EXERCISE PROMPT:
Please set out each line below exactly as it stands, without the images.

GIVEN DATA:
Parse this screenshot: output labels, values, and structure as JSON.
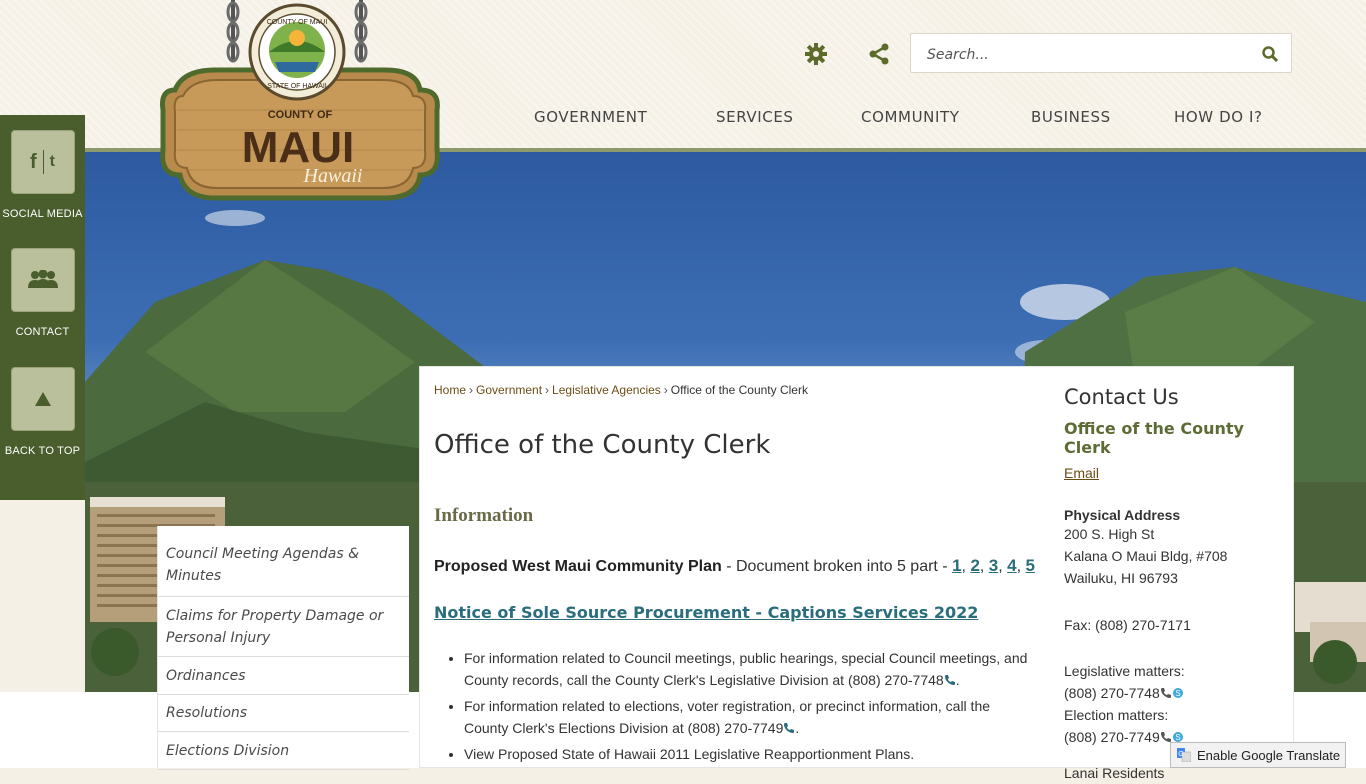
{
  "header": {
    "logo": {
      "seal_text_top": "COUNTY OF MAUI",
      "seal_text_bottom": "STATE OF HAWAII",
      "sign_county": "COUNTY OF",
      "sign_name": "MAUI",
      "sign_script": "Hawaii"
    },
    "utility_icons": [
      "gear-icon",
      "share-icon"
    ],
    "search": {
      "placeholder": "Search..."
    },
    "nav": [
      "GOVERNMENT",
      "SERVICES",
      "COMMUNITY",
      "BUSINESS",
      "HOW DO I?"
    ]
  },
  "rail": [
    {
      "label": "SOCIAL MEDIA",
      "icon": "facebook-twitter-icon"
    },
    {
      "label": "CONTACT",
      "icon": "people-icon"
    },
    {
      "label": "BACK TO TOP",
      "icon": "arrow-up-icon"
    }
  ],
  "subnav": [
    "Council Meeting Agendas & Minutes",
    "Claims for Property Damage or Personal Injury",
    "Ordinances",
    "Resolutions",
    "Elections Division"
  ],
  "breadcrumb": [
    "Home",
    "Government",
    "Legislative Agencies",
    "Office of the County Clerk"
  ],
  "main": {
    "title": "Office of the County Clerk",
    "info_heading": "Information",
    "plan_bold": "Proposed West Maui Community Plan",
    "plan_text": " - Document broken into 5 part - ",
    "plan_parts": [
      "1",
      "2",
      "3",
      "4",
      "5"
    ],
    "notice_link": "Notice of Sole Source Procurement - Captions Services 2022",
    "bullets": [
      "For information related to Council meetings, public hearings, special Council meetings, and County records, call the County Clerk's Legislative Division at (808) 270-7748",
      "For information related to elections, voter registration, or precinct information, call the County Clerk's Elections Division at (808) 270-7749",
      "View Proposed State of Hawaii 2011 Legislative Reapportionment Plans."
    ]
  },
  "contact": {
    "heading": "Contact Us",
    "org": "Office of the County Clerk",
    "email": "Email",
    "address_label": "Physical Address",
    "address_lines": [
      "200 S. High St",
      "Kalana O Maui Bldg, #708",
      "Wailuku, HI 96793"
    ],
    "fax": "Fax: (808) 270-7171",
    "legislative_label": "Legislative matters:",
    "legislative_phone": "(808) 270-7748",
    "election_label": "Election matters:",
    "election_phone": "(808) 270-7749",
    "lanai_partial": "Lanai Residents"
  },
  "translate": {
    "label": "Enable Google Translate"
  },
  "colors": {
    "rail": "#4a5d2c",
    "link_teal": "#2a6d7c",
    "org_green": "#5d6b35",
    "crumb_brown": "#6b4e16"
  }
}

RESULT OF THIS EXERCISE:
Parse this screenshot: output labels, values, and structure as JSON.
{
  "header": {
    "logo": {
      "seal_text_top": "COUNTY OF MAUI",
      "seal_text_bottom": "STATE OF HAWAII",
      "sign_county": "COUNTY OF",
      "sign_name": "MAUI",
      "sign_script": "Hawaii"
    },
    "utility_icons": [
      "gear-icon",
      "share-icon"
    ],
    "search": {
      "placeholder": "Search..."
    },
    "nav": [
      "GOVERNMENT",
      "SERVICES",
      "COMMUNITY",
      "BUSINESS",
      "HOW DO I?"
    ]
  },
  "rail": [
    {
      "label": "SOCIAL MEDIA",
      "icon": "facebook-twitter-icon"
    },
    {
      "label": "CONTACT",
      "icon": "people-icon"
    },
    {
      "label": "BACK TO TOP",
      "icon": "arrow-up-icon"
    }
  ],
  "subnav": [
    "Council Meeting Agendas & Minutes",
    "Claims for Property Damage or Personal Injury",
    "Ordinances",
    "Resolutions",
    "Elections Division"
  ],
  "breadcrumb": [
    "Home",
    "Government",
    "Legislative Agencies",
    "Office of the County Clerk"
  ],
  "main": {
    "title": "Office of the County Clerk",
    "info_heading": "Information",
    "plan_bold": "Proposed West Maui Community Plan",
    "plan_text": " - Document broken into 5 part - ",
    "plan_parts": [
      "1",
      "2",
      "3",
      "4",
      "5"
    ],
    "notice_link": "Notice of Sole Source Procurement - Captions Services 2022",
    "bullets": [
      "For information related to Council meetings, public hearings, special Council meetings, and County records, call the County Clerk's Legislative Division at (808) 270-7748",
      "For information related to elections, voter registration, or precinct information, call the County Clerk's Elections Division at (808) 270-7749",
      "View Proposed State of Hawaii 2011 Legislative Reapportionment Plans."
    ]
  },
  "contact": {
    "heading": "Contact Us",
    "org": "Office of the County Clerk",
    "email": "Email",
    "address_label": "Physical Address",
    "address_lines": [
      "200 S. High St",
      "Kalana O Maui Bldg, #708",
      "Wailuku, HI 96793"
    ],
    "fax": "Fax: (808) 270-7171",
    "legislative_label": "Legislative matters:",
    "legislative_phone": "(808) 270-7748",
    "election_label": "Election matters:",
    "election_phone": "(808) 270-7749",
    "lanai_partial": "Lanai Residents"
  },
  "translate": {
    "label": "Enable Google Translate"
  },
  "colors": {
    "rail": "#4a5d2c",
    "link_teal": "#2a6d7c",
    "org_green": "#5d6b35",
    "crumb_brown": "#6b4e16"
  }
}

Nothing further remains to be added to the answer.